Bristol’s biggest music festival Love Saves The Day, today launches its sustainability awareness campaign, ahead of its relocation to the iconic Ashton Court over the Queen’s Jubilee bank holiday weekend 2-3 June 2022.
This year, the festival will partner with Music Declares Emergency alongside other leading festivals, using the No Music on a Dead Planet pledge as a key communication point for artists and attendees.
The week will kick off with a dive into the history and ecosystems which exist at the new location of Ashton Court, a site once popular with free-festivals of old, which has not seen a music festival since 2008. With an aim to raise awareness of the beautiful new location and encourage attendees to respect and protect it. The team will be sharing ways the festival has taken steps to try to ensure that partying and caring for our planet go hand-in-hand, inviting attendees to think about waste, food consumption, water usage and their day-to-day choices.
With a city location, it is easy for attendees to use low-emission transport to get to site. Team Love, the organisers, have arranged a £2 return Love Bus from Bristol’s main train station, Temple Meads, which is carbon- balanced with ecolibrium and even takes attendees close to the after parties when the festival gates close. For those wanting a completely emission-free journey, the festival encourages walking or cycling to the site and has a bike lock park located at Ashton Court Mansion car park.
There are green options for travel for those commuting from outside Bristol, as the festival has partnered with Big Green Coach.

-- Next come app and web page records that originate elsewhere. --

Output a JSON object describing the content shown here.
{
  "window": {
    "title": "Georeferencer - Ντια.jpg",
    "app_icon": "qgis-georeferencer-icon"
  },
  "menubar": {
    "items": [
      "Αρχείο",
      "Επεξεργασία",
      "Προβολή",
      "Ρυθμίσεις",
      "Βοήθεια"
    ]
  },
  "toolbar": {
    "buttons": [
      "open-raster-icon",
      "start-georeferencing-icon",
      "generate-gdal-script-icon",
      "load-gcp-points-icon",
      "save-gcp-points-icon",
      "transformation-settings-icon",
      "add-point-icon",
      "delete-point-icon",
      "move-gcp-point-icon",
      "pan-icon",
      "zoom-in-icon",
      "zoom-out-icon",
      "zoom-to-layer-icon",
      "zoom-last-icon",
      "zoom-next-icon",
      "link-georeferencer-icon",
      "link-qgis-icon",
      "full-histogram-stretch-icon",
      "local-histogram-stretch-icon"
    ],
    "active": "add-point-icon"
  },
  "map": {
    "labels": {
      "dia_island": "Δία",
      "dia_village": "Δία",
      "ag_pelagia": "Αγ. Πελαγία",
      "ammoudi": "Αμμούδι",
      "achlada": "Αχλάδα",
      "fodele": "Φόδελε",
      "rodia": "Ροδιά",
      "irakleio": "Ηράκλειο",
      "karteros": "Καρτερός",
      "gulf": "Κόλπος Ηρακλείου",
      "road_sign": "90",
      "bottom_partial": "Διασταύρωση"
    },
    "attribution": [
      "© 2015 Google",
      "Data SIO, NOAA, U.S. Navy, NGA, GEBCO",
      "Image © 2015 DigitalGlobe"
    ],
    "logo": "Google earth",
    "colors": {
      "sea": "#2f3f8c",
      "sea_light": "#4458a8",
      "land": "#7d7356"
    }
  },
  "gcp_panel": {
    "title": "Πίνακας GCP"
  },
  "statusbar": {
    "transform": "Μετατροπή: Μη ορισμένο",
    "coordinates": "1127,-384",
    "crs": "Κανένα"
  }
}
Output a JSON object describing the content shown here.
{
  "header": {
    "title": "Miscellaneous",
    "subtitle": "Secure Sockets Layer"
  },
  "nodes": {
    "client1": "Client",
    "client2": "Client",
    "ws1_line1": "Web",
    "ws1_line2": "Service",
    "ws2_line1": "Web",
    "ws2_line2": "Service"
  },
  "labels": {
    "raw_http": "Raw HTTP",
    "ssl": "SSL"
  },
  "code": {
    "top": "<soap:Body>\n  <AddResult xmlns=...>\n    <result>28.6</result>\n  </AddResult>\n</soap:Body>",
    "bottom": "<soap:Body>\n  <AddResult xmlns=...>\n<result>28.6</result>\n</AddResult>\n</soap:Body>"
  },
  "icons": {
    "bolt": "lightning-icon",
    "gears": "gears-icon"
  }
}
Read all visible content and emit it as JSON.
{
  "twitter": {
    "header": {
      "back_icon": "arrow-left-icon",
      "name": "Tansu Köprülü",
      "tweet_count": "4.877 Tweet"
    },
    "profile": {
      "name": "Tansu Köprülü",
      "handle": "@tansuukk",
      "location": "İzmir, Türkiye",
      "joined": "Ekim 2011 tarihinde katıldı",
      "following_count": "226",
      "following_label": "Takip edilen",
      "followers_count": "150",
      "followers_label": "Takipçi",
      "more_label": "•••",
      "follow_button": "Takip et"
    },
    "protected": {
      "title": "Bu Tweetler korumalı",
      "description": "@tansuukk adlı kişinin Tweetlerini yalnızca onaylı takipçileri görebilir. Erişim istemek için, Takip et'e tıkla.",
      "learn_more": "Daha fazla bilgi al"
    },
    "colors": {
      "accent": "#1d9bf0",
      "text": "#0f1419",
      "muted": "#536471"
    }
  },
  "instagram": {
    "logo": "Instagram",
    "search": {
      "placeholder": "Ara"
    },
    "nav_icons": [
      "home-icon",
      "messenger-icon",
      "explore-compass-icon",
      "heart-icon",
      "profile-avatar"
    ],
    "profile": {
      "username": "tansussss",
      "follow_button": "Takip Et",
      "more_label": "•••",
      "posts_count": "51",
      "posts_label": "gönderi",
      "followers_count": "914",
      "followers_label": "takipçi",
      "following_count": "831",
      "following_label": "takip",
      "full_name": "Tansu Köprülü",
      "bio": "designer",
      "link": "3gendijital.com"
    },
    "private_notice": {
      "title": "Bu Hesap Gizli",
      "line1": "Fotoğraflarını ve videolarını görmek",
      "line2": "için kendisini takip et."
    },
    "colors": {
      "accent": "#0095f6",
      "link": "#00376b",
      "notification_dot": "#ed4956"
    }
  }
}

Other initiatives include banning single use plastic from the site, as part of Drastic on Plastic campaign, which includes glitter – attendees are encouraged to bring their own reusable water bottles to the festival, and there will be metal ones available to purchase.
When it comes to festival fashion choices, Love Saves the Day have recently launched their conscious fashion campaign, encouraging those attending to support local designers and buy sustainable festival outfits. Festival goers are encouraged to make their own, purchase second-hand (from thrift and charity shops) or even repurpose old outfits and clothes-swap with friends.
There are more veggie and vegan food traders this year, and compost toilets accounting for two thirds of toilets on the site. They are also introducing PEEQUAL this year, a safe and sustainable urinal for women. Made from recycled ocean plastic, it is a queue-busting gender equaliser and uses 98% less co2 than portable toilets- and was designed by University of Bristol graduates.
Pauline Bourdon, Sustainability Manager at Team Love, (organisers of Love Saves The Day) explains:
“The festival is our love letter to music, its communities, and the planet. We believe we have a responsibility to inspire awareness and changes in the local area, emphasising the duty of care towards future generations and communities, to make sure they can also experience the benefits of live music, arts, and culture for years to come.”
Organisers have also signed the Vision: 2025 Pledge – an event industry initiative that aims to inspire events to measure their environmental impacts and reduce them by 50% by the year 2025 and are aiming for Net Zero by 2030.